§ What this task involves
Give back the full data, retyped precisely.

§ Raw data
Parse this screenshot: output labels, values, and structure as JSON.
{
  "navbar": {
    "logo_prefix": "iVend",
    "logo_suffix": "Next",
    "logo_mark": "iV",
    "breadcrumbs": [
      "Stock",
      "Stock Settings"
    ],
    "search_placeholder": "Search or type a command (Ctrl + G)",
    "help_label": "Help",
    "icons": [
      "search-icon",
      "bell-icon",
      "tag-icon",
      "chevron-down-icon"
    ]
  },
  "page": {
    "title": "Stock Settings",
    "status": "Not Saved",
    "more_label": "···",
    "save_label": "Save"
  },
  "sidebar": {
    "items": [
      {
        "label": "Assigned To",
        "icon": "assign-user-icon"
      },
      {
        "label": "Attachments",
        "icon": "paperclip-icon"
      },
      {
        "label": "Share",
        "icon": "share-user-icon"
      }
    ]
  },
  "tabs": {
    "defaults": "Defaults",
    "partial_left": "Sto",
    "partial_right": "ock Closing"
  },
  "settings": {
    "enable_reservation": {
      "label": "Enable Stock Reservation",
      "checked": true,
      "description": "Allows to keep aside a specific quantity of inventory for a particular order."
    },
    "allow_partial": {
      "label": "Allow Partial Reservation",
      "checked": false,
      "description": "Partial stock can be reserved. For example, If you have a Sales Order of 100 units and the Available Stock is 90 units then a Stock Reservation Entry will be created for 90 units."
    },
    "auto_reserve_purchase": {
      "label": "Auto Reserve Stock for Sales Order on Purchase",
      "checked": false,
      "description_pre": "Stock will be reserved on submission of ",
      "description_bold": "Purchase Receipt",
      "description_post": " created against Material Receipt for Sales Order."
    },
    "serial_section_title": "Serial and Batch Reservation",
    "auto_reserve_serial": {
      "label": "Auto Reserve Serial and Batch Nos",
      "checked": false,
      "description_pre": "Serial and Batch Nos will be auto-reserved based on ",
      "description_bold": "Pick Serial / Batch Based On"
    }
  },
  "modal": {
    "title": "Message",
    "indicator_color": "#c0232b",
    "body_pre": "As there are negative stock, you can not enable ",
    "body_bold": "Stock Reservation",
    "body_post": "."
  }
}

§ Exercise solution
Parse this screenshot: output labels, values, and structure as JSON.
{
  "navbar": {
    "logo_prefix": "iVend",
    "logo_suffix": "Next",
    "logo_mark": "iV",
    "breadcrumbs": [
      "Stock",
      "Stock Settings"
    ],
    "search_placeholder": "Search or type a command (Ctrl + G)",
    "help_label": "Help",
    "icons": [
      "search-icon",
      "bell-icon",
      "tag-icon",
      "chevron-down-icon"
    ]
  },
  "page": {
    "title": "Stock Settings",
    "status": "Not Saved",
    "more_label": "···",
    "save_label": "Save"
  },
  "sidebar": {
    "items": [
      {
        "label": "Assigned To",
        "icon": "assign-user-icon"
      },
      {
        "label": "Attachments",
        "icon": "paperclip-icon"
      },
      {
        "label": "Share",
        "icon": "share-user-icon"
      }
    ]
  },
  "tabs": {
    "defaults": "Defaults",
    "partial_left": "Sto",
    "partial_right": "ock Closing"
  },
  "settings": {
    "enable_reservation": {
      "label": "Enable Stock Reservation",
      "checked": true,
      "description": "Allows to keep aside a specific quantity of inventory for a particular order."
    },
    "allow_partial": {
      "label": "Allow Partial Reservation",
      "checked": false,
      "description": "Partial stock can be reserved. For example, If you have a Sales Order of 100 units and the Available Stock is 90 units then a Stock Reservation Entry will be created for 90 units."
    },
    "auto_reserve_purchase": {
      "label": "Auto Reserve Stock for Sales Order on Purchase",
      "checked": false,
      "description_pre": "Stock will be reserved on submission of ",
      "description_bold": "Purchase Receipt",
      "description_post": " created against Material Receipt for Sales Order."
    },
    "serial_section_title": "Serial and Batch Reservation",
    "auto_reserve_serial": {
      "label": "Auto Reserve Serial and Batch Nos",
      "checked": false,
      "description_pre": "Serial and Batch Nos will be auto-reserved based on ",
      "description_bold": "Pick Serial / Batch Based On"
    }
  },
  "modal": {
    "title": "Message",
    "indicator_color": "#c0232b",
    "body_pre": "As there are negative stock, you can not enable ",
    "body_bold": "Stock Reservation",
    "body_post": "."
  }
}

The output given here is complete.